Clones was shining brightly for Arlene on a simply stunning Finals day
A few observations from the Ulster final have to be recorded before they go out of our head. Let's call it a 'listicle'.
1. The atmosphere in Clones on Sunday was almost ethereal.
Perhaps it was the novelty of a county such as Fermanagh there on the day, but there was an incredible lightness of being among the gathering at the foot of Fermanagh Street.
2. The football wasn't great now, all being said. Donegal came up with a plan, threw five strapping men across the middle and ate up Pat Cadden's kickout. The attack malfunctioned for Fermanagh and it will be something Rory Gallagher must address. But at the time of Ryan Jones' harsh sending off, Fermanagh were seven points down. They might have battled that back to five if he remained on the pitch. And that matters to players.
3. It's a crying shame that Patrick McBrearty has ruptured his cruciate. He has been a joy to watch all year. There are no consolations with these things, but it is incredible to note that he is still a mere 24 years old, with eight seasons under his belt.

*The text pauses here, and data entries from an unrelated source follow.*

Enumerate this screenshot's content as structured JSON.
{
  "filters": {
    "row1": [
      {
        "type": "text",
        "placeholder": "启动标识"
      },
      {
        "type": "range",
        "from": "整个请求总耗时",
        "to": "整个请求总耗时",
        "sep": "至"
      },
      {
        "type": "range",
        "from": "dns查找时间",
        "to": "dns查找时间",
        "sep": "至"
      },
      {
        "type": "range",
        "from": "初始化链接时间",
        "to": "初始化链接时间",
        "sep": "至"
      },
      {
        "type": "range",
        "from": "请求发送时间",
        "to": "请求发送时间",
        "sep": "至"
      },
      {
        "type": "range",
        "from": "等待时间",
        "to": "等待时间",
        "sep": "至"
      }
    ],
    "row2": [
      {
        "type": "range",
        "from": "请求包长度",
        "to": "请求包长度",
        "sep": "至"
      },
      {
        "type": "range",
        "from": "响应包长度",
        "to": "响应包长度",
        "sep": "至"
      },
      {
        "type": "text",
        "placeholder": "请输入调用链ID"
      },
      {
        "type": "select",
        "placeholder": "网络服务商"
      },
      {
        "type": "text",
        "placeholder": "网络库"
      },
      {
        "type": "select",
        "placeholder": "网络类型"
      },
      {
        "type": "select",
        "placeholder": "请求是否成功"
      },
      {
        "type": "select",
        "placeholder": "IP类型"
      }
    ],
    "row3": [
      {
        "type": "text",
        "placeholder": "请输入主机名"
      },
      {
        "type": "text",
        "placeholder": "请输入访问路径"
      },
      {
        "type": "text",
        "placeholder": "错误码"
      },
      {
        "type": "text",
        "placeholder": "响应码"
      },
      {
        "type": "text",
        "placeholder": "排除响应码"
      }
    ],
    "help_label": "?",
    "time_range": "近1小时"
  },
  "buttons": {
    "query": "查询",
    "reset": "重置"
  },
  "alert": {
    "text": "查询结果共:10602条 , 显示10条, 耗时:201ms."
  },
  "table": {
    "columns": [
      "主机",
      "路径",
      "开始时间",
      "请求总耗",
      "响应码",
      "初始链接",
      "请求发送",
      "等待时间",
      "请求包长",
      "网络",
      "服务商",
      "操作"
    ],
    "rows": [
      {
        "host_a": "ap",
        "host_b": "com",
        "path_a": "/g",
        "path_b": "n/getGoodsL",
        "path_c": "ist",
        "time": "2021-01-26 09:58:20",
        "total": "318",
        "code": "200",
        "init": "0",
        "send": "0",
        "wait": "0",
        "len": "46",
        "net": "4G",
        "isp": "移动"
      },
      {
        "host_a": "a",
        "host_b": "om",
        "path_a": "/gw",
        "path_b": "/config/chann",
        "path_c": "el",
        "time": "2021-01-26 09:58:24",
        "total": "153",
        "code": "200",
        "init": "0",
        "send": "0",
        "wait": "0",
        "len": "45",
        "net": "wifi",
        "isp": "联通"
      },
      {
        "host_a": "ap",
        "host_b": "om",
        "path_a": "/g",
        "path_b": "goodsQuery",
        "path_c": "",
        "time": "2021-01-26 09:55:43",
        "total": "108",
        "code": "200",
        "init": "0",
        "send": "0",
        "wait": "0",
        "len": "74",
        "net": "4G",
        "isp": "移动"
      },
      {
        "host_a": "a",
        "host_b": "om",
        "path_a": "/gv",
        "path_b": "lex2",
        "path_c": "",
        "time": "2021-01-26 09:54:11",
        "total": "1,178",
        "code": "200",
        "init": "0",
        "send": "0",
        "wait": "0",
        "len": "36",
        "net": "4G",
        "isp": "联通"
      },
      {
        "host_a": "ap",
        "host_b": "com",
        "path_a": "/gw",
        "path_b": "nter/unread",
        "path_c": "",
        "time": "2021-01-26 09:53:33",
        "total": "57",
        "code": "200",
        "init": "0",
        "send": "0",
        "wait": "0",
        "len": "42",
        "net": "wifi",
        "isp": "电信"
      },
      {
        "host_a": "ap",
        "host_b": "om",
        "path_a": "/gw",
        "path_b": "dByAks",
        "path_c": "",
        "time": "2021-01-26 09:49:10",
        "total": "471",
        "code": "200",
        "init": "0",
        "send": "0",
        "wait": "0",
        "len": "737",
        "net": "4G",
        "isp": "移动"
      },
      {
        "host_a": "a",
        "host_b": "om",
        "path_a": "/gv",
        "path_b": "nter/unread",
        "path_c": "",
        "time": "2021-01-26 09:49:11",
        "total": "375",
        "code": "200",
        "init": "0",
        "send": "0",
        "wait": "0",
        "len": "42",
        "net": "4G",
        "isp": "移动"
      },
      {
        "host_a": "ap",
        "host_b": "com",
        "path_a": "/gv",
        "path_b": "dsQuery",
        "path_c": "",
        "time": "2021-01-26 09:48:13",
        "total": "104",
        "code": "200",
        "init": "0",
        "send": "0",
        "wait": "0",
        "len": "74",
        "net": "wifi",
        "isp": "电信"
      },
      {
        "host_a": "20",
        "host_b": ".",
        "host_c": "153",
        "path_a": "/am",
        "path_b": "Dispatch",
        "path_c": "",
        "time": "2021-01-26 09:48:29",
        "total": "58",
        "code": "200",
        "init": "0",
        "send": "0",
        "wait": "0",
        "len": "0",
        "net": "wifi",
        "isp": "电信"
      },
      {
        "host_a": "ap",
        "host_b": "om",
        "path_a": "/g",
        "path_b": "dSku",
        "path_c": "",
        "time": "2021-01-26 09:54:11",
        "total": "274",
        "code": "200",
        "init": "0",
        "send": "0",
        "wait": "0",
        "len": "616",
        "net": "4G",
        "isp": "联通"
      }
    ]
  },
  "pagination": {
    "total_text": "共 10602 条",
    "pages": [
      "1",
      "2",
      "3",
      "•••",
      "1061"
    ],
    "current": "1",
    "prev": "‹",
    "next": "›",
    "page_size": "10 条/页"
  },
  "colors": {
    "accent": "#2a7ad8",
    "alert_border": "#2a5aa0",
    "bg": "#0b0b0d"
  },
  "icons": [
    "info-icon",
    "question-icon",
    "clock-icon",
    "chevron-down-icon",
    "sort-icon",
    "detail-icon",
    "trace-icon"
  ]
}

4. The reception and grace afforded to DUP leader Arlene Foster wasn't surprising to those that follow the Ulster Council's outreach work closely. The entire operation was delicate, and there must have been several bridges to cross, but it was worth it. The games must be inclusive and political leaders have a responsibility in this regard.
5. The banner made in her honour by a crowd of madmen from Tempo was pretty impressive.
6. The heat. Wow!
7. Perhaps it is because they have vaguely similar characteristics, the Donegal and Fermanagh fans mixed brilliantly with each other inside and outside the ground. At present, we are reading 'Two Tribes', the recent Tony Evans book about harmony between Liverpool and Everton at the 1986 FA Cup final. It was such a novelty, a book has been written about it. The GAA has that every week, and it gets taken for granted.
8. There was a lot of class on show from Donegal. They didn't pick up a single card, and in Michael Murphy's victorious speech, he gave a warm tribute to Pat Shovelin, their former goalkeeping coach who passed away in the last year.
9. Rory Gallagher was given a lot of respect from the Donegal players, who greeted him at the end.
10. Ryan McHugh is simply sensational.
It's not just how nimble his footwork is, but the vision to dish off handpasses while sprinting at full speed is under-rated. Like Frank McGlynn, he appears to have never lost a ball or been caught in possession.
11. Hell is an hour spent moving the few miles from Newtownbutler to Lisnaskea after an Ulster final with the tar melting around you.
12. The overall vibe and atmosphere of Clones will never be replaced. In time, Ulster finals will be staged at a swankier spot, and we will all wonder why we tried to fix what wasn't broken.